When I was a kid I had a burgundy red velvet skirt which I loved. Inside the hem were the name labels of most of the other girls who’d had that skirt before me. At least one of them was at University by the time I wore the skirt at Primary School.
Part of the reason I liked the skirt was because so many girls who I knew had enjoyed it first. In fact it took me getting to University before anyone could adequately explain to me why they had a problem with hand-me-downs. I have to admit I still don’t follow, they seem to me to be part of the infinite web of connection between ourselves and others. My own experiences in that skirt always seemed to be connected to the other girls.
My Dad worked at the Secondary School I and my sister went to. I have often suspected this caused him more problems than either of us. One particular embarrassment was a photo in a local paper of Da Bitches aged around seventeen dressed as schoolgirls with my sister front and centre, pig tails, short skirt and “fuck you” expression. My sister went to college rather than the sixth form adjoining our school so you would have thought Dad was free from embarrassment given she was in an entirely other town.

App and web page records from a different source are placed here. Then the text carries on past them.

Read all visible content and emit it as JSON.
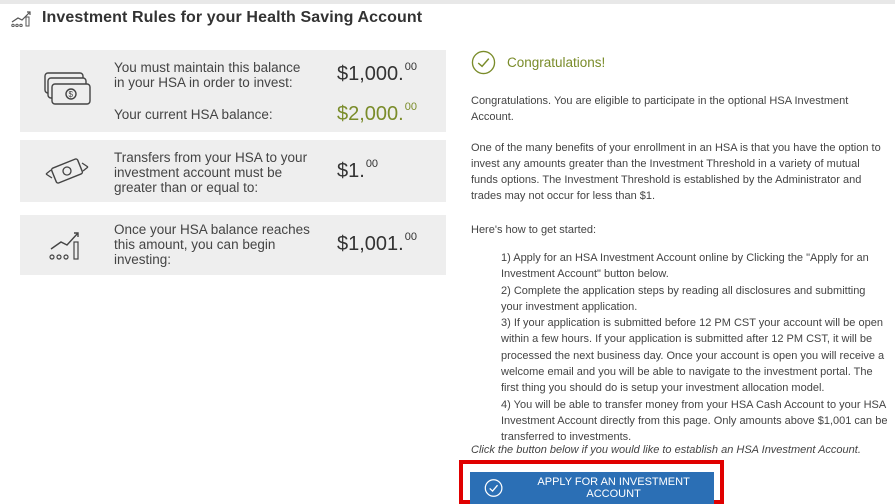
{
  "header": {
    "title": "Investment Rules for your Health Saving Account",
    "icon": "growth-chart-icon"
  },
  "cards": {
    "balance": {
      "requirement_text": "You must maintain this balance in your HSA in order to invest:",
      "requirement_amount": "$1,000.",
      "requirement_cents": "00",
      "current_label": "Your current HSA balance:",
      "current_amount": "$2,000.",
      "current_cents": "00",
      "icon": "cash-stack-icon"
    },
    "transfer": {
      "text": "Transfers from your HSA to your investment account must be greater than or equal to:",
      "amount": "$1.",
      "cents": "00",
      "icon": "money-transfer-icon"
    },
    "threshold": {
      "text": "Once your HSA balance reaches this amount, you can begin investing:",
      "amount": "$1,001.",
      "cents": "00",
      "icon": "growth-chart-icon"
    }
  },
  "congrats": {
    "title": "Congratulations!",
    "eligible": "Congratulations. You are eligible to participate in the optional HSA Investment Account.",
    "benefits": "One of the many benefits of your enrollment in an HSA is that you have the option to invest any amounts greater than the Investment Threshold in a variety of mutual funds options. The Investment Threshold is established by the Administrator and trades may not occur for less than $1.",
    "howto": "Here's how to get started:",
    "steps": [
      "1)  Apply for an HSA Investment Account online by Clicking the \"Apply for an Investment Account\" button below.",
      "2)  Complete the application steps by reading all disclosures and submitting your investment application.",
      "3)  If your application is submitted before 12 PM CST your account will be open within a few hours.  If your application is submitted after 12 PM CST, it will be processed the next business day.  Once your account is open you will receive a welcome email and you will be able to navigate to the investment portal.  The first thing you should do is setup your investment allocation model.",
      "4)  You will be able to transfer money from your HSA Cash Account to your HSA Investment Account directly from this page. Only amounts above $1,001 can be transferred to investments."
    ],
    "instruction": "Click the button below if you would like to establish an HSA Investment Account."
  },
  "apply_button": {
    "label": "APPLY FOR AN INVESTMENT ACCOUNT",
    "icon": "check-circle-icon"
  },
  "colors": {
    "accent_green": "#7a8c2a",
    "button_blue": "#2b6fb5",
    "highlight_red": "#e00000",
    "card_bg": "#eeeeee"
  }
}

Unlike all the other girls in the picture however, she was wearing a blazer, said blazer had the school logo on it, really quite prominently.
My Mum cut out the article, it and the accompanying picture were on display in her kitchen for some time.
It had been my blazer, technically not a part of the girls uniform but a weird rebellion against uniform rules as teachers never really scolded you for wearing a school blazer.
School blazers were expensive and so usually only girls with older brothers had them. In my case my blazer had belonged to a guy three years my senior. Something of a live wire with two older brothers who had outgrown this blazer and into one that his brothers no longer needed. So my Sunday School teacher, his mother, brought the blazer along to my Mum in the summer before I went to secondary school. After all if I’d gone and gotten into the grammar school then the grown ups around my village were going to help out with the costs and my Sunday School teacher, only having had boys, was unfamiliar with the lack of blazer in the school uniform.
The boy who’s blazer it was died on Monday. I last saw the blazer on the cousin of the boy my parents had handed it onto. I think there was a younger brother in there too. That kid is in his mid to late twenties I think, the man who died on Monday was forty. It’s entirely possible they knew each other or maybe they just wore the same bits of uniform to school. Either way I’m sad about a boy I shared a classroom with at primary school.
He was lively, threw things in class and had political and religious opinions that were at variance with mine. We wore the same blazer briefly and he’s dead, I’m mourning for a guy I simultaneously imagine to be taller than me and about eleven.
I think somewhere inside the forty year old who died on Monday there was an eleven year old boy with a cheeky smile. So I’ll mourn for the boy I knew and leave others to be sad for the man I never met.